- Hydration – It sounds so simple, however you would be surprised at how little of us actually drink enough water. Hydration is key to maintaining skin’s elasticity and smooth texture – aim to drink at least 2 litres of water a day and carry a reusable water bottle with you so you don’t forget to hydrate. As for alcohol and caffeine, both are known to dehydrate the body so please be mindful in this regard.
- Sleep – There’s a reason they call it beauty sleep! Our bodies regenerate best at night and collagen production increases when we are asleep. Aim for 8 hours of sleep per night and establish a consistent bedtime routine; less scrolling and stimulating your senses, which is caused by blue light from electronics.
- Stress less – They say that stress shows on your face and in basic terms, stress in a biochemical sense equals increased inflammation. Many people who suffer with skin conditions such as psoriasis and eczema find that their symptoms are aggravated when they are feeling stressed. Stress (aka fight or flight mode) also results in increased cortisol production, which is thought to damage collagen fibres through a process called glycation. Find out what works for you when it comes to relaxation – yoga, meditation, reading, tuning into a podcast or getting out into nature.
- That endorphin glow – Exercise encourages improved circulation and blood flow, which in turn allows more oxygen and nutrients to be delivered to skin cells. Sweating through exercise enables the removal of waste products from the body and gives you a healthy, albeit slightly tomato-tinged glow! Skin conditions such as rosacea and eczema can be aggravated by excessive sweating so choose a form of exercise which works best for you.
- Clean up your skincare – The skin is our largest organ and surface area and we absorb a lot of what we put onto our bodies. Many popular cosmetic brands (think makeup, skincare, body lotion, shampoo and deodorant) contain chemicals which are worth educating yourself on and perhaps moving away from. Parabens are a preservative added to products, which are known to be endocrine disruptors (i.e. they interfere with normal hormone function). SLS (sodium lauryl sulphate) is popular for its foaming nature, however it can be irritating and drying to skin, whilst aluminium-containing antiperspirants have been linked to an increased risk of breast cancer (not yet proven). At the end of the day, nobody is perfect and my advice would be to make small changes where you can.
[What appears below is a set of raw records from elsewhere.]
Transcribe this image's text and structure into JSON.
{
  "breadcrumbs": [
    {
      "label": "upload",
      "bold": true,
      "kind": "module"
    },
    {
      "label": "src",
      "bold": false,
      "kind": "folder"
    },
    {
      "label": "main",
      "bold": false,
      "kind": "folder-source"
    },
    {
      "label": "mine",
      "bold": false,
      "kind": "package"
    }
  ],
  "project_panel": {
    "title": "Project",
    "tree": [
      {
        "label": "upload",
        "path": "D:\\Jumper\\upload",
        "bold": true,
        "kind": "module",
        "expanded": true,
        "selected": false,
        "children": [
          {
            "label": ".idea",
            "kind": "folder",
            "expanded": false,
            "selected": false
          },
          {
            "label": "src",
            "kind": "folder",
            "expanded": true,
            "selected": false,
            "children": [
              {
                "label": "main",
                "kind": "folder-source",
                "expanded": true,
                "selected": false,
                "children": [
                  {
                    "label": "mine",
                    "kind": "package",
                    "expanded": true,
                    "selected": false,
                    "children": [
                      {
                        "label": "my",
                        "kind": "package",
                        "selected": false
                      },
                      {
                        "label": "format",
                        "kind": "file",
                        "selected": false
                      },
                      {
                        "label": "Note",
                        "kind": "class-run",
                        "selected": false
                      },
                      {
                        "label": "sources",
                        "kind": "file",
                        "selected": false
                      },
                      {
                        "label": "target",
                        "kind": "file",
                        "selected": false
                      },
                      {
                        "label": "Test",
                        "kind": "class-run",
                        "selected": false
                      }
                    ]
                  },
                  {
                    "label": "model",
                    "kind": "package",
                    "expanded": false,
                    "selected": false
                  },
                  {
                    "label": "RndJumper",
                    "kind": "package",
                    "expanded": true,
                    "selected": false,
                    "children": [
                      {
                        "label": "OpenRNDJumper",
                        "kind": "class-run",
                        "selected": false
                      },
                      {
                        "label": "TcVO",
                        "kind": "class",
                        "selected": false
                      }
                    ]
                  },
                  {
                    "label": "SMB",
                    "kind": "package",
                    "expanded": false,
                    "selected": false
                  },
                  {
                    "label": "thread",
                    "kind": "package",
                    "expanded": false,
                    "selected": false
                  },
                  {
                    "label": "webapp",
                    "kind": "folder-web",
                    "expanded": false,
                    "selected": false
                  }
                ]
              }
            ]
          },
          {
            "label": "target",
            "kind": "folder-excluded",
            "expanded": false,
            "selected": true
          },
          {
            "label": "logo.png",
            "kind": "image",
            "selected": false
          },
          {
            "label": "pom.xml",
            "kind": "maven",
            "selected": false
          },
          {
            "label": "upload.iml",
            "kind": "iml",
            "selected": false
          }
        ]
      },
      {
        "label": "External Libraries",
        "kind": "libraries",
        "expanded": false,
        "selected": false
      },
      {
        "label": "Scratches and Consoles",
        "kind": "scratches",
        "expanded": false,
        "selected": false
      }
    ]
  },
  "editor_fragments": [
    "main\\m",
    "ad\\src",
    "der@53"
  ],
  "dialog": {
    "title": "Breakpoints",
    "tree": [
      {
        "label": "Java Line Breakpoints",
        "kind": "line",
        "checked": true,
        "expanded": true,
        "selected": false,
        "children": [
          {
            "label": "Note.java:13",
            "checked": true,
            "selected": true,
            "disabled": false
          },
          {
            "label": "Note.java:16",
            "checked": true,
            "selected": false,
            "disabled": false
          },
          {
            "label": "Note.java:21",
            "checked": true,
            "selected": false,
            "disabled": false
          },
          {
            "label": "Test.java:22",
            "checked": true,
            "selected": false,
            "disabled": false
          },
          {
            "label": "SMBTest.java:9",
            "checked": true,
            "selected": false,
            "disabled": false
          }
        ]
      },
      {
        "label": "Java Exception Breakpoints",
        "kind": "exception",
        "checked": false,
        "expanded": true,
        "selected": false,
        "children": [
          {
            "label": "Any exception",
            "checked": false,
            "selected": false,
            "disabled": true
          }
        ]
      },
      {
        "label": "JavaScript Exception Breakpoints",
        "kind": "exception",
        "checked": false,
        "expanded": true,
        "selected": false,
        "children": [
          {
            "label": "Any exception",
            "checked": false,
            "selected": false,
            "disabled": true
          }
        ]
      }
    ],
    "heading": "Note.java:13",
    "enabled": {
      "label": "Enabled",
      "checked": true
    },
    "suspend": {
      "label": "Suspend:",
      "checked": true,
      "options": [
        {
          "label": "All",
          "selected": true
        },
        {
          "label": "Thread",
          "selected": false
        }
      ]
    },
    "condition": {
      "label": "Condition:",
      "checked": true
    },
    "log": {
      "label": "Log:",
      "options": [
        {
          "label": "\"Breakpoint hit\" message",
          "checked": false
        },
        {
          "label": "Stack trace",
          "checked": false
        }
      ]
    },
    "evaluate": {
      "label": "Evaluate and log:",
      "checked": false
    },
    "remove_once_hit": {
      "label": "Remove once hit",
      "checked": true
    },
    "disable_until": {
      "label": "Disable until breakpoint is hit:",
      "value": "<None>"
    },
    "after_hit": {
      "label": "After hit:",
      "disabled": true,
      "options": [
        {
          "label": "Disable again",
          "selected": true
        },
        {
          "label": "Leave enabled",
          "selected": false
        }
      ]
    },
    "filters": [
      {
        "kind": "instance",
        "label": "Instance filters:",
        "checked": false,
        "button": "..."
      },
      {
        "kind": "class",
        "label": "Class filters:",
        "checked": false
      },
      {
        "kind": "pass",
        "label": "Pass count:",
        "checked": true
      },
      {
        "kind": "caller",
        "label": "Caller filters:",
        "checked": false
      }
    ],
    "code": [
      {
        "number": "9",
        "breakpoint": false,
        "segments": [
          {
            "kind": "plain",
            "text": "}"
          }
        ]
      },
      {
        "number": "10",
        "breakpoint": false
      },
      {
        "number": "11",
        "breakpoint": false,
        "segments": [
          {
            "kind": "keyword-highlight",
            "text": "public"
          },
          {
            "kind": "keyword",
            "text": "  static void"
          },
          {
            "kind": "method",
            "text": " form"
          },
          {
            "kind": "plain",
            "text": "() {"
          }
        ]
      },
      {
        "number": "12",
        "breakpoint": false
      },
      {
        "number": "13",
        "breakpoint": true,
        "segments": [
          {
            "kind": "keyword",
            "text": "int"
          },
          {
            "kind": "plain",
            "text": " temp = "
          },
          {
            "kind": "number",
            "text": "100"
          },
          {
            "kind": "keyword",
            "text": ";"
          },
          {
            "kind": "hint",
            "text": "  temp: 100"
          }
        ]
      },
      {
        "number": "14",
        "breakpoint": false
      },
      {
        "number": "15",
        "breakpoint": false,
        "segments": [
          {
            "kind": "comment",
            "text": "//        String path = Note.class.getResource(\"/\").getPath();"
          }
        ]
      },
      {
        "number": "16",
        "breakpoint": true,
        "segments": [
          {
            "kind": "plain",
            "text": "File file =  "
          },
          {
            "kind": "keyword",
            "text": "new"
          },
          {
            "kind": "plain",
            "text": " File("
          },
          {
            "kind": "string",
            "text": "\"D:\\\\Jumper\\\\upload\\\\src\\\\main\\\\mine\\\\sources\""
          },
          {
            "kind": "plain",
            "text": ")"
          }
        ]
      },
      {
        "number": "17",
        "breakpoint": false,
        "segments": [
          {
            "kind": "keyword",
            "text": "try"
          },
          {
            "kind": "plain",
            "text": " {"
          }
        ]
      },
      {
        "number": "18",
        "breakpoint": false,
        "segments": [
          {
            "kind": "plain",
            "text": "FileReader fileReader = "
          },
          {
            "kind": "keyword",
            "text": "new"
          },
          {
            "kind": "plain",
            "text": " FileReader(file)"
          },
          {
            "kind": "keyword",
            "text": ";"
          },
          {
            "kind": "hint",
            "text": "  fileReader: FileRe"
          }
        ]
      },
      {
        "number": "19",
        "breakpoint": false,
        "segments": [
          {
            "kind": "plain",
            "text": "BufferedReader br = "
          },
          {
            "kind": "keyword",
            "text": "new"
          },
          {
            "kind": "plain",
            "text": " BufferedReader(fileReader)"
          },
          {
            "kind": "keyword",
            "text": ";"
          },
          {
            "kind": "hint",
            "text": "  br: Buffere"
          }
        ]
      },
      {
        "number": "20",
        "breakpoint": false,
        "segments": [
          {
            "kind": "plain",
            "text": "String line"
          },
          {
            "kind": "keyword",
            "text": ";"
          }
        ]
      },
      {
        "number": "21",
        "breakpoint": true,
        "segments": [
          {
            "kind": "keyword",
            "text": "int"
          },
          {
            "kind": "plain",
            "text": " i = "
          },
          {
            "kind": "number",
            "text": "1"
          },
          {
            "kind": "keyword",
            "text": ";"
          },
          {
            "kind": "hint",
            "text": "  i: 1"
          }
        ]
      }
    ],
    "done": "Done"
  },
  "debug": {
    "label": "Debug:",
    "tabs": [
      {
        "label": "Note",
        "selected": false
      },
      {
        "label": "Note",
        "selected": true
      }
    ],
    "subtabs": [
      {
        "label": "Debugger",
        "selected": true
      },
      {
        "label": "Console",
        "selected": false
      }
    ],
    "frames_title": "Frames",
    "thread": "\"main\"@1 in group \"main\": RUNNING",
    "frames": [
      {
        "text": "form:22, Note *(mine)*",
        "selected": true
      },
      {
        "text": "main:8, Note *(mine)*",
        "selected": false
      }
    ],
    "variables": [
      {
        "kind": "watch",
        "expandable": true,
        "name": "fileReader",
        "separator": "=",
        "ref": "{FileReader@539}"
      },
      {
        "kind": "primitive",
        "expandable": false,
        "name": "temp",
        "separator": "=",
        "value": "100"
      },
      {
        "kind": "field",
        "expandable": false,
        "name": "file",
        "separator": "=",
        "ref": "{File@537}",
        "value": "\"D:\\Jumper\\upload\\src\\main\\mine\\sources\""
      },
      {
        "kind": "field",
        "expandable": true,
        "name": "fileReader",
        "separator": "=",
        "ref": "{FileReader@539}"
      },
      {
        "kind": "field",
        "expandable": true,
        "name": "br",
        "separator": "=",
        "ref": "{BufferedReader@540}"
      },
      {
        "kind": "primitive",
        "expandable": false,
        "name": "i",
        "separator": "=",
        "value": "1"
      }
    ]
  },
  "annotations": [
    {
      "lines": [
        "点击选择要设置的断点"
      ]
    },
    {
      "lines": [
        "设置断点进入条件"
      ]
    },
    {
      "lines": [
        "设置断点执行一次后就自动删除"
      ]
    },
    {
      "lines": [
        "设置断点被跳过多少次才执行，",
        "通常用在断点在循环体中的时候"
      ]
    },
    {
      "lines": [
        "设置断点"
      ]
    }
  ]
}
Some of my favourite natural skin care brands include Neal’s Yard, Green People, Ren, By Sarah London and Dr Hauschka.
- Sun protection – If you’re anything like me, you probably spent your teens and early 20s wanting to tan (AKA FRY!) as much as possible as soon as the British summer made its brief annual appearance. It goes without saying that too much sun, particularly without adequate protection from UV radiation, is linked to ageing and an increased risk of skin cancer. Wear SPF and be sun safe – I wish I’d listened to this advice earlier in life!
- Quit smoking – Smoking is known to cause wrinkles, ageing, thinning skin and cancer. Enough said.
My top tips for healthy skin:
- Eat a balanced, plant filled diet full of colour and micronutrients
- Love your gut – probiotics, fibre and regular bowel movements!
- Stay hydrated
- Prioritise sleep and relaxation
- Establish a skin care routine which nourishes and protects
- Move your body, sweat and shower afterwards!
I would LOVE to hear your thoughts, questions and if there is anything in particular which has helped you on your own skin journey. As always, please share this post with friends and family – it helps immensely in growing this little community and your support is so appreciated.
Love and light,